We spend so much more time training than racing it is not a surprise that races bring anxiety. Since there are only a few key races each year, those races are laden with expectation and a certain amount of fear. It is normal to question whether you are ready to PR or reach the podium or if the day is going to go horribly awry or if you are going to feel embarrassed by a poor performance (nobody should ever feel embarrassed by a poor performance).
Yes, pre-race anxiety is a normal part of racing. I have always felt that once the pre-race jitters go away completely you aren’t truly ready to race. But, there is a distinction between the adrenaline pumping nerves that get your heart rate up just the right amount and paralyzing nervousness that ends up derailing a race.
While pre-race anxiety can come from any number of things, I think that the main problem is self-imposed pressure. The pressure that we put on ourselves to succeed can become debilitating to the point that it turns into a self-fulfilling prophecy; when you worry so much about failing, failure is often inevitable. The very thing that makes us work hard to reach our goals can also be our downfall.
In 2010 I was trying very hard to make a comeback after a terrible bike crash. I wanted to prove to myself and everyone around me that I was stronger than ever even though I was still suffering with injuries. I went to Galveston 70.3 to race against a stacked field at a time when I was clearly not ready to race. I was so nervous before the race I actually broke down in tears.
Luckily there are ways to combat the pressure cooker that we impose upon ourselves. Look, I know that changing an ingrained mindset is no easy task. To be a better athlete you need to train your mind in same manner you train your body . Decreasing self-imposed pressure has to be practiced on a daily basis and added to your training schedule like it is another workout. In that vein, I have come up with 7 things to work on, one for each day of the week, to lessen the effects of self-imposed pressure:
Worry less. It doesn’t matter how your competition performs or what other people think about how you race or if you miss your PR by minute or a mile. Don’t waste time on “what ifs”. Take care of the things that you can control, such as pacing well, good nutrition, staying healthy, making sure your equipment works. Ban from your thoughts things that you have no ability to regulate. Most importantly, don’t worry about failing. The greatest triumphs often come on the heels of epic failures.
Have confidence. One of my favorite mantras is “training doesn’t lie”. A lot of hard work goes into the preparation for a big race. Don’t forget about all of the workouts that turned you inside out or made you smile. Go back through your training log and look specifically at the key workouts that have enhanced your fitness. Racing without confidence often leads to race day mistakes.

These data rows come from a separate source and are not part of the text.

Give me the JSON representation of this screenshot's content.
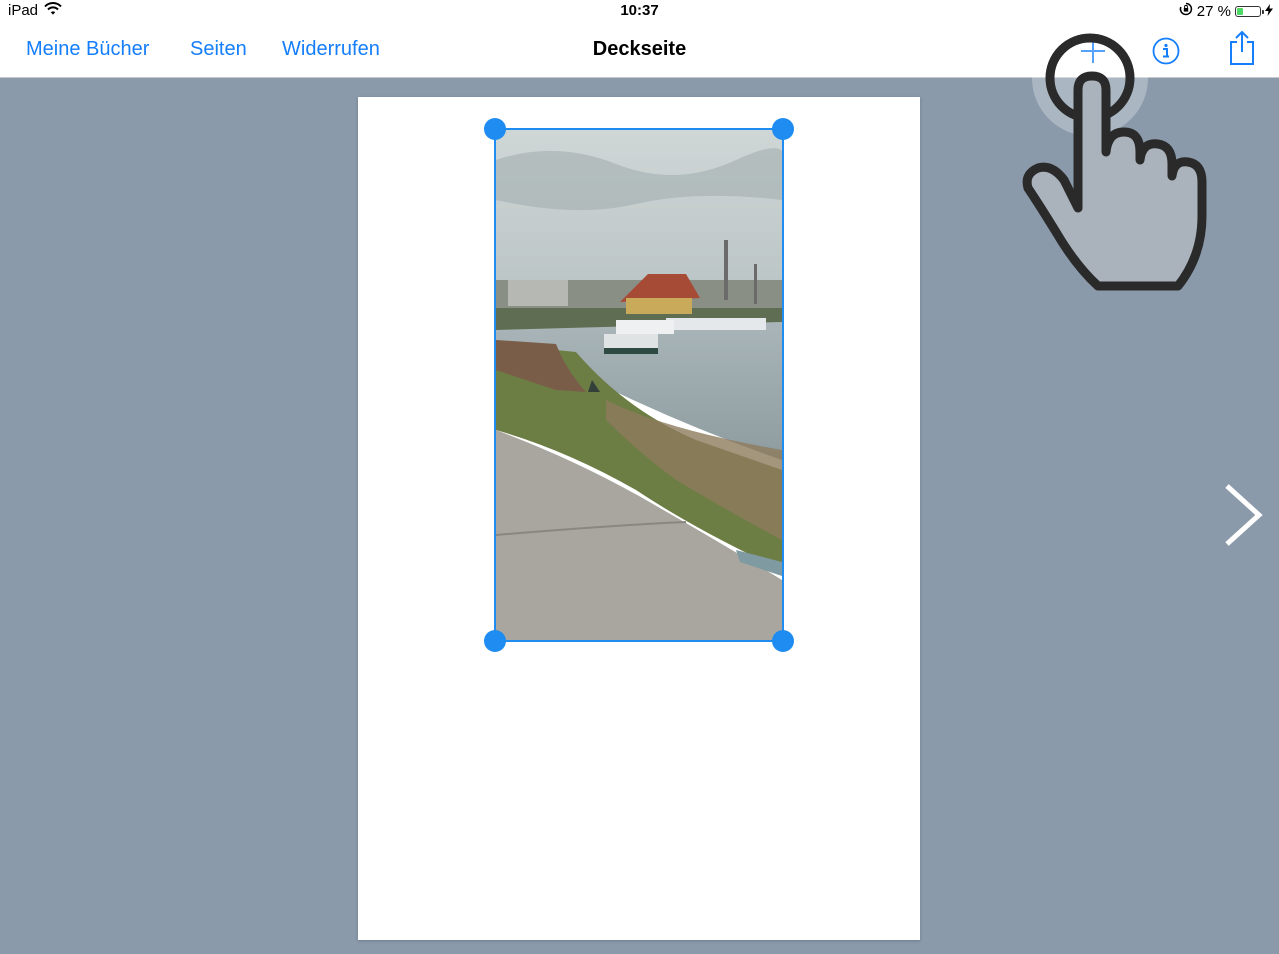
{
  "status_bar": {
    "device": "iPad",
    "time": "10:37",
    "battery_percent": "27 %",
    "battery_level": 0.27,
    "wifi_icon": "wifi-icon",
    "rotation_lock_icon": "rotation-lock-icon",
    "charging_icon": "bolt-icon"
  },
  "nav_bar": {
    "my_books": "Meine Bücher",
    "pages": "Seiten",
    "undo": "Widerrufen",
    "title": "Deckseite",
    "add_icon": "plus-icon",
    "info_icon": "info-icon",
    "share_icon": "share-icon"
  },
  "canvas": {
    "next_icon": "chevron-right-icon",
    "image_subject": "river-landscape-photo"
  },
  "colors": {
    "accent": "#147efb",
    "selection": "#1e8cf0",
    "background": "#8a9aaa",
    "battery_fill": "#4cd964"
  }
}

Visualize good things happening. I hate to sound like a hokey hippie, but visualization works. Find a quiet spot, close your eyes, and imagine yourself executing the perfect race. If it is a course you are familiar with, place yourself on the course and picture yourself floating and feeling good. On an unfamiliar course, check out the course maps and elevation profiles so you have an understanding of how the course flows. Imagine yourself crossing the finish line exuberantly because you achieved your goal.
Be prepared. Shit happens when you race so you best be prepared. Make sure you have clothing options to deal with all types of weather situations. Have several nutritional plans in place in case you need more or less calories than originally calculated. If you think you need 4 gels on race day, bring 6. Be ready combat any difficulty that comes your way and contemplate how you are going to handle a race day glitch with poise rather than anger or despair.
Positive self-talk. Nothing, and I mean nothing, can ruin a race like negative thoughts. Once negative thoughts creep in, they are very hard to banish. It is imperative to come up with a phrase or mantra before race day that you will repeat in your head whenever a negative thought infiltrates. Your key word can be anything – silly, funny, uplifting – as long as it chases away the ugly thoughts.
Don’t be a perfectionist. Things can and will go wrong. It is very hard, in fact, almost impossible, to execute the flawless race. It might be a crappy transition, a swim that was too slow, you might be way behind your competitors, or your pacing could be way off. Any number of things can blemish your race. Don’t let a mistake send you into a shame cycle.
Have fun!!! Ultimately, fun is the name of the game. Racing is a privilege and we are lucky that we able to something that we enjoy so much. And, we need to take a lesson from the old golf adage “The worst days golfing are still better than the best days working.”